■ **EXERCISE**
Skip the images; return every entry exactly.

----------

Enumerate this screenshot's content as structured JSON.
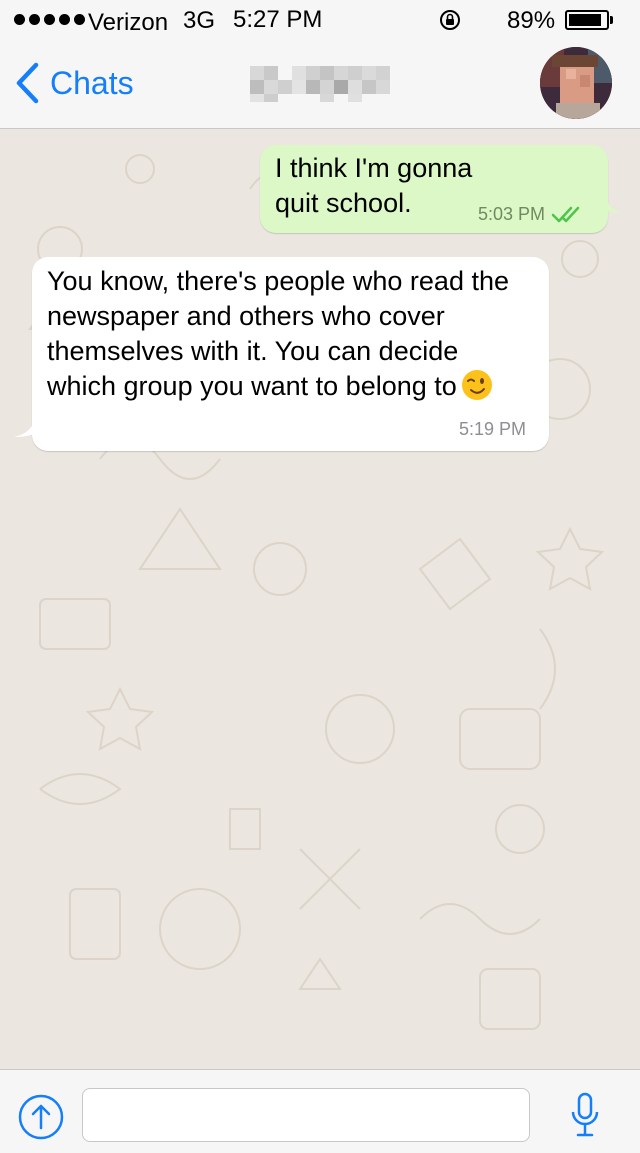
{
  "status_bar": {
    "carrier": "Verizon",
    "network": "3G",
    "time": "5:27 PM",
    "battery_percent_label": "89%",
    "battery_level": 0.89,
    "icons": [
      "signal-dots-icon",
      "rotation-lock-icon",
      "battery-icon"
    ]
  },
  "nav": {
    "back_label": "Chats",
    "back_icon": "chevron-left-icon",
    "accent_color": "#157efb"
  },
  "messages": [
    {
      "direction": "outgoing",
      "text": "I think I'm gonna quit school.",
      "time": "5:03 PM",
      "status_icon": "double-check-icon"
    },
    {
      "direction": "incoming",
      "text": "You know, there's people who read the newspaper and others who cover themselves with it. You can decide which group you want to belong to",
      "emoji": "winking-face-emoji",
      "time": "5:19 PM"
    }
  ],
  "input_bar": {
    "share_icon": "share-arrow-icon",
    "placeholder": "",
    "mic_icon": "microphone-icon"
  },
  "colors": {
    "outgoing_bubble": "#dcf8c6",
    "incoming_bubble": "#ffffff",
    "read_check": "#4fc44a",
    "chat_background": "#ebe6df"
  }
}
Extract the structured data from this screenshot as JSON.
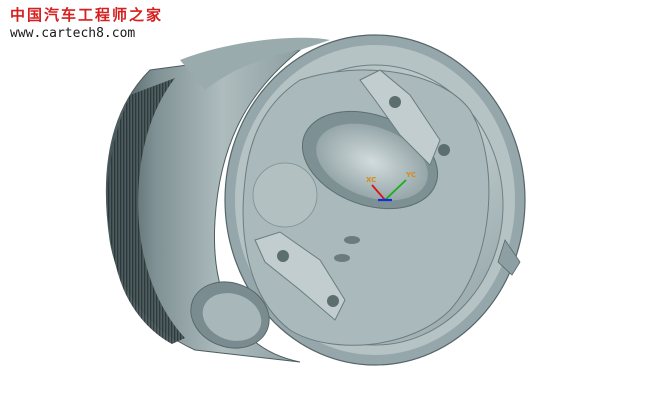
{
  "watermark": {
    "title": "中国汽车工程师之家",
    "url": "www.cartech8.com"
  },
  "triad": {
    "x_label": "XC",
    "y_label": "YC"
  },
  "colors": {
    "background": "#ffffff",
    "metal_light": "#b9c6c8",
    "metal_mid": "#8ea0a3",
    "metal_dark": "#5f7174",
    "watermark_red": "#d61f1f",
    "axis_x": "#e01010",
    "axis_y": "#18b018",
    "axis_z": "#1030e0"
  },
  "scene": {
    "object": "piston-3d-model"
  }
}
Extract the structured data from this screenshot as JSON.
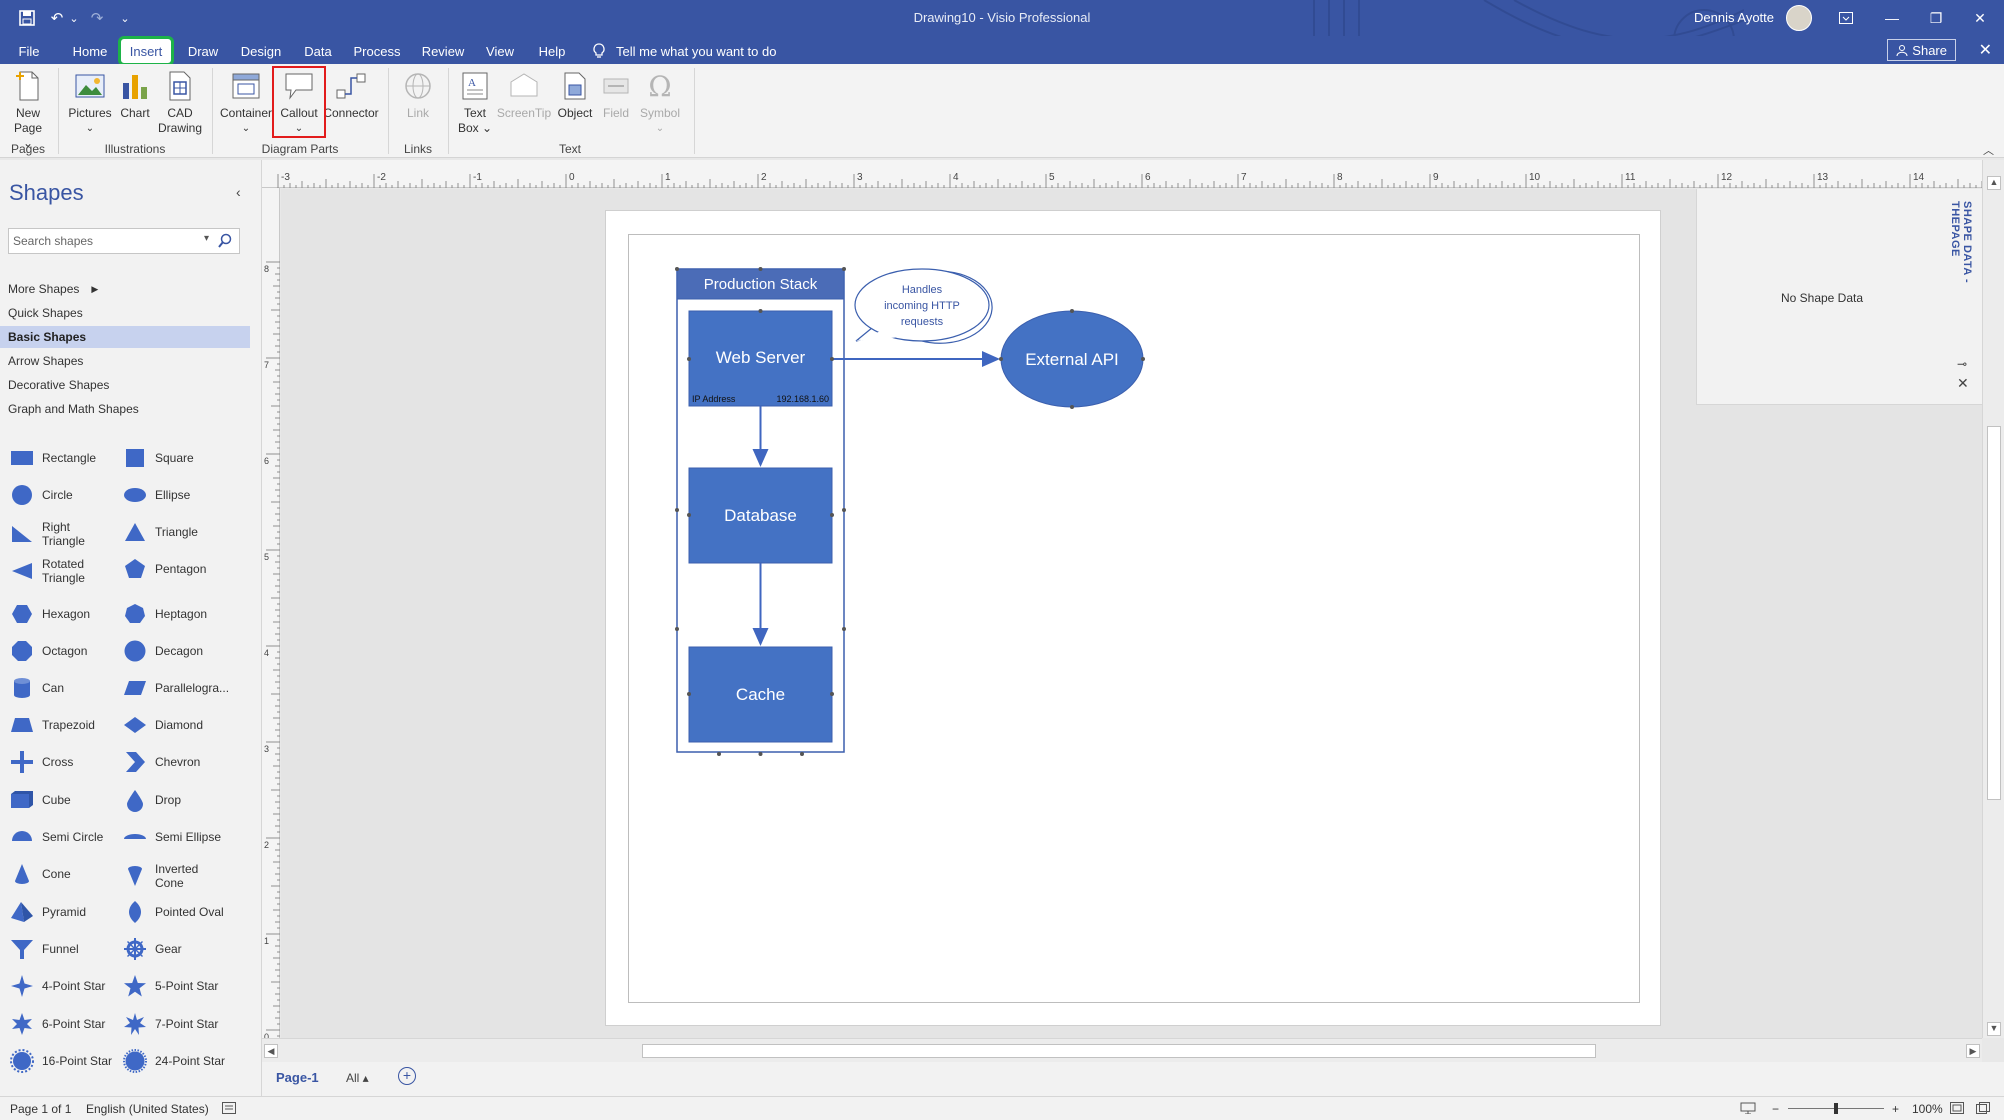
{
  "window": {
    "title": "Drawing10  -  Visio Professional",
    "user": "Dennis Ayotte",
    "minimize": "—",
    "restore": "❐",
    "close": "✕"
  },
  "qat": {
    "save": "💾",
    "undo": "↶",
    "undo_more": "⌄",
    "redo": "↷",
    "customize": "⌄"
  },
  "tabs": [
    "File",
    "Home",
    "Insert",
    "Draw",
    "Design",
    "Data",
    "Process",
    "Review",
    "View",
    "Help"
  ],
  "active_tab": "Insert",
  "tell_me": "Tell me what you want to do",
  "share": "Share",
  "ribbon": {
    "new_page": "New",
    "new_page_2": "Page ⌄",
    "pictures": "Pictures",
    "chart": "Chart",
    "cad_1": "CAD",
    "cad_2": "Drawing",
    "container": "Container",
    "callout": "Callout",
    "connector": "Connector",
    "link": "Link",
    "text_box_1": "Text",
    "text_box_2": "Box ⌄",
    "screentip": "ScreenTip",
    "object": "Object",
    "field": "Field",
    "symbol": "Symbol",
    "groups": {
      "pages": "Pages",
      "illustrations": "Illustrations",
      "diagram_parts": "Diagram Parts",
      "links": "Links",
      "text": "Text"
    }
  },
  "shapes_pane": {
    "title": "Shapes",
    "search_placeholder": "Search shapes",
    "nav": [
      "More Shapes",
      "Quick Shapes",
      "Basic Shapes",
      "Arrow Shapes",
      "Decorative Shapes",
      "Graph and Math Shapes"
    ],
    "selected": "Basic Shapes",
    "stencils": [
      [
        "Rectangle",
        "Square"
      ],
      [
        "Circle",
        "Ellipse"
      ],
      [
        "Right\nTriangle",
        "Triangle"
      ],
      [
        "Rotated\nTriangle",
        "Pentagon"
      ],
      [
        "Hexagon",
        "Heptagon"
      ],
      [
        "Octagon",
        "Decagon"
      ],
      [
        "Can",
        "Parallelogra..."
      ],
      [
        "Trapezoid",
        "Diamond"
      ],
      [
        "Cross",
        "Chevron"
      ],
      [
        "Cube",
        "Drop"
      ],
      [
        "Semi Circle",
        "Semi Ellipse"
      ],
      [
        "Cone",
        "Inverted\nCone"
      ],
      [
        "Pyramid",
        "Pointed Oval"
      ],
      [
        "Funnel",
        "Gear"
      ],
      [
        "4-Point Star",
        "5-Point Star"
      ],
      [
        "6-Point Star",
        "7-Point Star"
      ],
      [
        "16-Point Star",
        "24-Point Star"
      ]
    ]
  },
  "ruler": {
    "h": [
      "-3",
      "-2",
      "-1",
      "0",
      "1",
      "2",
      "3",
      "4",
      "5",
      "6",
      "7",
      "8",
      "9",
      "10",
      "11",
      "12",
      "13",
      "14"
    ],
    "v": [
      "8",
      "7",
      "6",
      "5",
      "4",
      "3",
      "2",
      "1",
      "0"
    ]
  },
  "diagram": {
    "container_title": "Production Stack",
    "web_server": "Web Server",
    "ip_label": "IP Address",
    "ip_value": "192.168.1.60",
    "database": "Database",
    "cache": "Cache",
    "external_api": "External API",
    "callout_line1": "Handles",
    "callout_line2": "incoming HTTP",
    "callout_line3": "requests",
    "colors": {
      "fill": "#4472c4",
      "title_fill": "#4b6cb7",
      "stroke": "#3b5fae",
      "connector": "#3f66c0"
    }
  },
  "shape_data": {
    "title": "SHAPE DATA - THEPAGE",
    "empty": "No Shape Data"
  },
  "page_tabs": {
    "current": "Page-1",
    "all": "All ▴",
    "add": "+"
  },
  "status": {
    "page": "Page 1 of 1",
    "language": "English (United States)",
    "zoom": "100%"
  },
  "theme": {
    "accent": "#3955a3",
    "insert_highlight": "#1db348",
    "callout_highlight": "#e21b1b"
  }
}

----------

■ **FINAL ANSWER**
Enumerate this screenshot's content as structured JSON.
{
  "status_bar": {
    "carrier": "Verizon",
    "network": "3G",
    "time": "5:27 PM",
    "battery_percent_label": "89%",
    "battery_level": 0.89,
    "icons": [
      "signal-dots-icon",
      "rotation-lock-icon",
      "battery-icon"
    ]
  },
  "nav": {
    "back_label": "Chats",
    "back_icon": "chevron-left-icon",
    "accent_color": "#157efb"
  },
  "messages": [
    {
      "direction": "outgoing",
      "text": "I think I'm gonna quit school.",
      "time": "5:03 PM",
      "status_icon": "double-check-icon"
    },
    {
      "direction": "incoming",
      "text": "You know, there's people who read the newspaper and others who cover themselves with it. You can decide which group you want to belong to",
      "emoji": "winking-face-emoji",
      "time": "5:19 PM"
    }
  ],
  "input_bar": {
    "share_icon": "share-arrow-icon",
    "placeholder": "",
    "mic_icon": "microphone-icon"
  },
  "colors": {
    "outgoing_bubble": "#dcf8c6",
    "incoming_bubble": "#ffffff",
    "read_check": "#4fc44a",
    "chat_background": "#ebe6df"
  }
}
Extract the structured data from this screenshot as JSON.
{
  "watermark": {
    "title": "中国汽车工程师之家",
    "url": "www.cartech8.com"
  },
  "triad": {
    "x_label": "XC",
    "y_label": "YC"
  },
  "colors": {
    "background": "#ffffff",
    "metal_light": "#b9c6c8",
    "metal_mid": "#8ea0a3",
    "metal_dark": "#5f7174",
    "watermark_red": "#d61f1f",
    "axis_x": "#e01010",
    "axis_y": "#18b018",
    "axis_z": "#1030e0"
  },
  "scene": {
    "object": "piston-3d-model"
  }
}
Extract the structured data from this screenshot as JSON.
{
  "window": {
    "title": "Drawing10  -  Visio Professional",
    "user": "Dennis Ayotte",
    "minimize": "—",
    "restore": "❐",
    "close": "✕"
  },
  "qat": {
    "save": "💾",
    "undo": "↶",
    "undo_more": "⌄",
    "redo": "↷",
    "customize": "⌄"
  },
  "tabs": [
    "File",
    "Home",
    "Insert",
    "Draw",
    "Design",
    "Data",
    "Process",
    "Review",
    "View",
    "Help"
  ],
  "active_tab": "Insert",
  "tell_me": "Tell me what you want to do",
  "share": "Share",
  "ribbon": {
    "new_page": "New",
    "new_page_2": "Page ⌄",
    "pictures": "Pictures",
    "chart": "Chart",
    "cad_1": "CAD",
    "cad_2": "Drawing",
    "container": "Container",
    "callout": "Callout",
    "connector": "Connector",
    "link": "Link",
    "text_box_1": "Text",
    "text_box_2": "Box ⌄",
    "screentip": "ScreenTip",
    "object": "Object",
    "field": "Field",
    "symbol": "Symbol",
    "groups": {
      "pages": "Pages",
      "illustrations": "Illustrations",
      "diagram_parts": "Diagram Parts",
      "links": "Links",
      "text": "Text"
    }
  },
  "shapes_pane": {
    "title": "Shapes",
    "search_placeholder": "Search shapes",
    "nav": [
      "More Shapes",
      "Quick Shapes",
      "Basic Shapes",
      "Arrow Shapes",
      "Decorative Shapes",
      "Graph and Math Shapes"
    ],
    "selected": "Basic Shapes",
    "stencils": [
      [
        "Rectangle",
        "Square"
      ],
      [
        "Circle",
        "Ellipse"
      ],
      [
        "Right\nTriangle",
        "Triangle"
      ],
      [
        "Rotated\nTriangle",
        "Pentagon"
      ],
      [
        "Hexagon",
        "Heptagon"
      ],
      [
        "Octagon",
        "Decagon"
      ],
      [
        "Can",
        "Parallelogra..."
      ],
      [
        "Trapezoid",
        "Diamond"
      ],
      [
        "Cross",
        "Chevron"
      ],
      [
        "Cube",
        "Drop"
      ],
      [
        "Semi Circle",
        "Semi Ellipse"
      ],
      [
        "Cone",
        "Inverted\nCone"
      ],
      [
        "Pyramid",
        "Pointed Oval"
      ],
      [
        "Funnel",
        "Gear"
      ],
      [
        "4-Point Star",
        "5-Point Star"
      ],
      [
        "6-Point Star",
        "7-Point Star"
      ],
      [
        "16-Point Star",
        "24-Point Star"
      ]
    ]
  },
  "ruler": {
    "h": [
      "-3",
      "-2",
      "-1",
      "0",
      "1",
      "2",
      "3",
      "4",
      "5",
      "6",
      "7",
      "8",
      "9",
      "10",
      "11",
      "12",
      "13",
      "14"
    ],
    "v": [
      "8",
      "7",
      "6",
      "5",
      "4",
      "3",
      "2",
      "1",
      "0"
    ]
  },
  "diagram": {
    "container_title": "Production Stack",
    "web_server": "Web Server",
    "ip_label": "IP Address",
    "ip_value": "192.168.1.60",
    "database": "Database",
    "cache": "Cache",
    "external_api": "External API",
    "callout_line1": "Handles",
    "callout_line2": "incoming HTTP",
    "callout_line3": "requests",
    "colors": {
      "fill": "#4472c4",
      "title_fill": "#4b6cb7",
      "stroke": "#3b5fae",
      "connector": "#3f66c0"
    }
  },
  "shape_data": {
    "title": "SHAPE DATA - THEPAGE",
    "empty": "No Shape Data"
  },
  "page_tabs": {
    "current": "Page-1",
    "all": "All ▴",
    "add": "+"
  },
  "status": {
    "page": "Page 1 of 1",
    "language": "English (United States)",
    "zoom": "100%"
  },
  "theme": {
    "accent": "#3955a3",
    "insert_highlight": "#1db348",
    "callout_highlight": "#e21b1b"
  }
}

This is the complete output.